* [Brief]
Print every record exactly as it appears. Leave the pictures out.

::::

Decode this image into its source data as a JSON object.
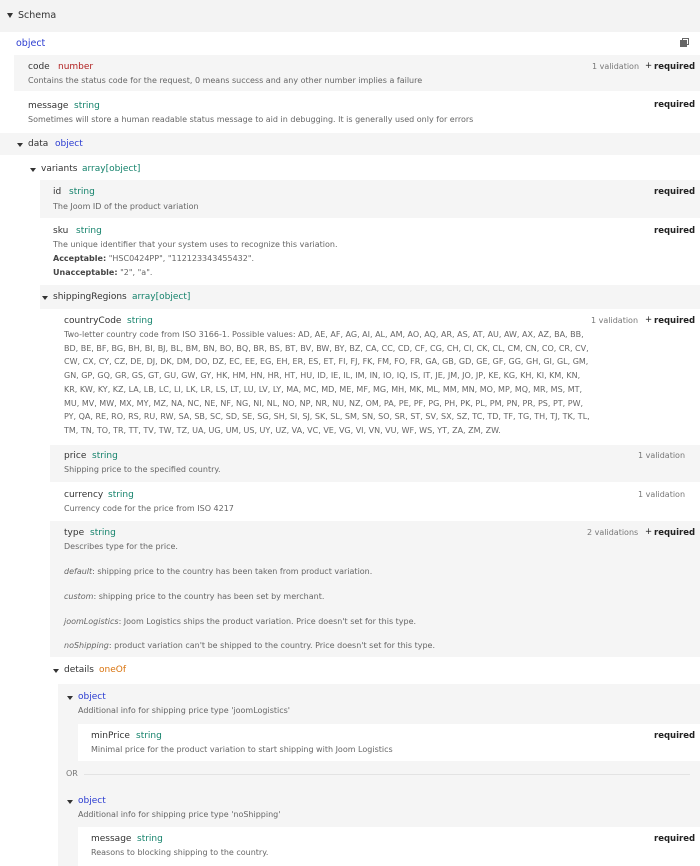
{
  "header": {
    "title": "Schema",
    "root_type": "object"
  },
  "props": {
    "code": {
      "name": "code",
      "type": "number",
      "desc": "Contains the status code for the request, 0 means success and any other number implies a failure",
      "validations": "1 validation",
      "required": "required"
    },
    "message": {
      "name": "message",
      "type": "string",
      "desc": "Sometimes will store a human readable status message to aid in debugging. It is generally used only for errors",
      "required": "required"
    },
    "data": {
      "name": "data",
      "type": "object"
    },
    "variants": {
      "name": "variants",
      "type": "array[object]"
    },
    "id": {
      "name": "id",
      "type": "string",
      "desc": "The Joom ID of the product variation",
      "required": "required"
    },
    "sku": {
      "name": "sku",
      "type": "string",
      "desc": "The unique identifier that your system uses to recognize this variation.",
      "acceptable_label": "Acceptable:",
      "acceptable": "\"HSC0424PP\", \"112123343455432\".",
      "unacceptable_label": "Unacceptable:",
      "unacceptable": "\"2\", \"a\".",
      "required": "required"
    },
    "shippingRegions": {
      "name": "shippingRegions",
      "type": "array[object]"
    },
    "countryCode": {
      "name": "countryCode",
      "type": "string",
      "desc": "Two-letter country code from ISO 3166-1. Possible values: AD, AE, AF, AG, AI, AL, AM, AO, AQ, AR, AS, AT, AU, AW, AX, AZ, BA, BB, BD, BE, BF, BG, BH, BI, BJ, BL, BM, BN, BO, BQ, BR, BS, BT, BV, BW, BY, BZ, CA, CC, CD, CF, CG, CH, CI, CK, CL, CM, CN, CO, CR, CV, CW, CX, CY, CZ, DE, DJ, DK, DM, DO, DZ, EC, EE, EG, EH, ER, ES, ET, FI, FJ, FK, FM, FO, FR, GA, GB, GD, GE, GF, GG, GH, GI, GL, GM, GN, GP, GQ, GR, GS, GT, GU, GW, GY, HK, HM, HN, HR, HT, HU, ID, IE, IL, IM, IN, IO, IQ, IS, IT, JE, JM, JO, JP, KE, KG, KH, KI, KM, KN, KR, KW, KY, KZ, LA, LB, LC, LI, LK, LR, LS, LT, LU, LV, LY, MA, MC, MD, ME, MF, MG, MH, MK, ML, MM, MN, MO, MP, MQ, MR, MS, MT, MU, MV, MW, MX, MY, MZ, NA, NC, NE, NF, NG, NI, NL, NO, NP, NR, NU, NZ, OM, PA, PE, PF, PG, PH, PK, PL, PM, PN, PR, PS, PT, PW, PY, QA, RE, RO, RS, RU, RW, SA, SB, SC, SD, SE, SG, SH, SI, SJ, SK, SL, SM, SN, SO, SR, ST, SV, SX, SZ, TC, TD, TF, TG, TH, TJ, TK, TL, TM, TN, TO, TR, TT, TV, TW, TZ, UA, UG, UM, US, UY, UZ, VA, VC, VE, VG, VI, VN, VU, WF, WS, YT, ZA, ZM, ZW.",
      "validations": "1 validation",
      "required": "required"
    },
    "price": {
      "name": "price",
      "type": "string",
      "desc": "Shipping price to the specified country.",
      "validations": "1 validation"
    },
    "currency": {
      "name": "currency",
      "type": "string",
      "desc": "Currency code for the price from ISO 4217",
      "validations": "1 validation"
    },
    "type": {
      "name": "type",
      "type": "string",
      "desc": "Describes type for the price.",
      "enum": [
        {
          "key": "default",
          "text": ": shipping price to the country has been taken from product variation."
        },
        {
          "key": "custom",
          "text": ": shipping price to the country has been set by merchant."
        },
        {
          "key": "joomLogistics",
          "text": ": Joom Logistics ships the product variation. Price doesn't set for this type."
        },
        {
          "key": "noShipping",
          "text": ": product variation can't be shipped to the country. Price doesn't set for this type."
        }
      ],
      "validations": "2 validations",
      "required": "required"
    },
    "details": {
      "name": "details",
      "type": "oneOf"
    },
    "obj1": {
      "type": "object",
      "desc": "Additional info for shipping price type 'joomLogistics'"
    },
    "minPrice": {
      "name": "minPrice",
      "type": "string",
      "desc": "Minimal price for the product variation to start shipping with Joom Logistics",
      "required": "required"
    },
    "or_label": "OR",
    "obj2": {
      "type": "object",
      "desc": "Additional info for shipping price type 'noShipping'"
    },
    "message2": {
      "name": "message",
      "type": "string",
      "desc": "Reasons to blocking shipping to the country.",
      "required": "required"
    }
  },
  "plus_symbol": "+",
  "icons": {
    "expand": "triangle-down-icon",
    "copy": "copy-icon"
  }
}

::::

* [Problem solution]
Decode this image into its source data as a JSON object.
{
  "header": {
    "title": "Schema",
    "root_type": "object"
  },
  "props": {
    "code": {
      "name": "code",
      "type": "number",
      "desc": "Contains the status code for the request, 0 means success and any other number implies a failure",
      "validations": "1 validation",
      "required": "required"
    },
    "message": {
      "name": "message",
      "type": "string",
      "desc": "Sometimes will store a human readable status message to aid in debugging. It is generally used only for errors",
      "required": "required"
    },
    "data": {
      "name": "data",
      "type": "object"
    },
    "variants": {
      "name": "variants",
      "type": "array[object]"
    },
    "id": {
      "name": "id",
      "type": "string",
      "desc": "The Joom ID of the product variation",
      "required": "required"
    },
    "sku": {
      "name": "sku",
      "type": "string",
      "desc": "The unique identifier that your system uses to recognize this variation.",
      "acceptable_label": "Acceptable:",
      "acceptable": "\"HSC0424PP\", \"112123343455432\".",
      "unacceptable_label": "Unacceptable:",
      "unacceptable": "\"2\", \"a\".",
      "required": "required"
    },
    "shippingRegions": {
      "name": "shippingRegions",
      "type": "array[object]"
    },
    "countryCode": {
      "name": "countryCode",
      "type": "string",
      "desc": "Two-letter country code from ISO 3166-1. Possible values: AD, AE, AF, AG, AI, AL, AM, AO, AQ, AR, AS, AT, AU, AW, AX, AZ, BA, BB, BD, BE, BF, BG, BH, BI, BJ, BL, BM, BN, BO, BQ, BR, BS, BT, BV, BW, BY, BZ, CA, CC, CD, CF, CG, CH, CI, CK, CL, CM, CN, CO, CR, CV, CW, CX, CY, CZ, DE, DJ, DK, DM, DO, DZ, EC, EE, EG, EH, ER, ES, ET, FI, FJ, FK, FM, FO, FR, GA, GB, GD, GE, GF, GG, GH, GI, GL, GM, GN, GP, GQ, GR, GS, GT, GU, GW, GY, HK, HM, HN, HR, HT, HU, ID, IE, IL, IM, IN, IO, IQ, IS, IT, JE, JM, JO, JP, KE, KG, KH, KI, KM, KN, KR, KW, KY, KZ, LA, LB, LC, LI, LK, LR, LS, LT, LU, LV, LY, MA, MC, MD, ME, MF, MG, MH, MK, ML, MM, MN, MO, MP, MQ, MR, MS, MT, MU, MV, MW, MX, MY, MZ, NA, NC, NE, NF, NG, NI, NL, NO, NP, NR, NU, NZ, OM, PA, PE, PF, PG, PH, PK, PL, PM, PN, PR, PS, PT, PW, PY, QA, RE, RO, RS, RU, RW, SA, SB, SC, SD, SE, SG, SH, SI, SJ, SK, SL, SM, SN, SO, SR, ST, SV, SX, SZ, TC, TD, TF, TG, TH, TJ, TK, TL, TM, TN, TO, TR, TT, TV, TW, TZ, UA, UG, UM, US, UY, UZ, VA, VC, VE, VG, VI, VN, VU, WF, WS, YT, ZA, ZM, ZW.",
      "validations": "1 validation",
      "required": "required"
    },
    "price": {
      "name": "price",
      "type": "string",
      "desc": "Shipping price to the specified country.",
      "validations": "1 validation"
    },
    "currency": {
      "name": "currency",
      "type": "string",
      "desc": "Currency code for the price from ISO 4217",
      "validations": "1 validation"
    },
    "type": {
      "name": "type",
      "type": "string",
      "desc": "Describes type for the price.",
      "enum": [
        {
          "key": "default",
          "text": ": shipping price to the country has been taken from product variation."
        },
        {
          "key": "custom",
          "text": ": shipping price to the country has been set by merchant."
        },
        {
          "key": "joomLogistics",
          "text": ": Joom Logistics ships the product variation. Price doesn't set for this type."
        },
        {
          "key": "noShipping",
          "text": ": product variation can't be shipped to the country. Price doesn't set for this type."
        }
      ],
      "validations": "2 validations",
      "required": "required"
    },
    "details": {
      "name": "details",
      "type": "oneOf"
    },
    "obj1": {
      "type": "object",
      "desc": "Additional info for shipping price type 'joomLogistics'"
    },
    "minPrice": {
      "name": "minPrice",
      "type": "string",
      "desc": "Minimal price for the product variation to start shipping with Joom Logistics",
      "required": "required"
    },
    "or_label": "OR",
    "obj2": {
      "type": "object",
      "desc": "Additional info for shipping price type 'noShipping'"
    },
    "message2": {
      "name": "message",
      "type": "string",
      "desc": "Reasons to blocking shipping to the country.",
      "required": "required"
    }
  },
  "plus_symbol": "+",
  "icons": {
    "expand": "triangle-down-icon",
    "copy": "copy-icon"
  }
}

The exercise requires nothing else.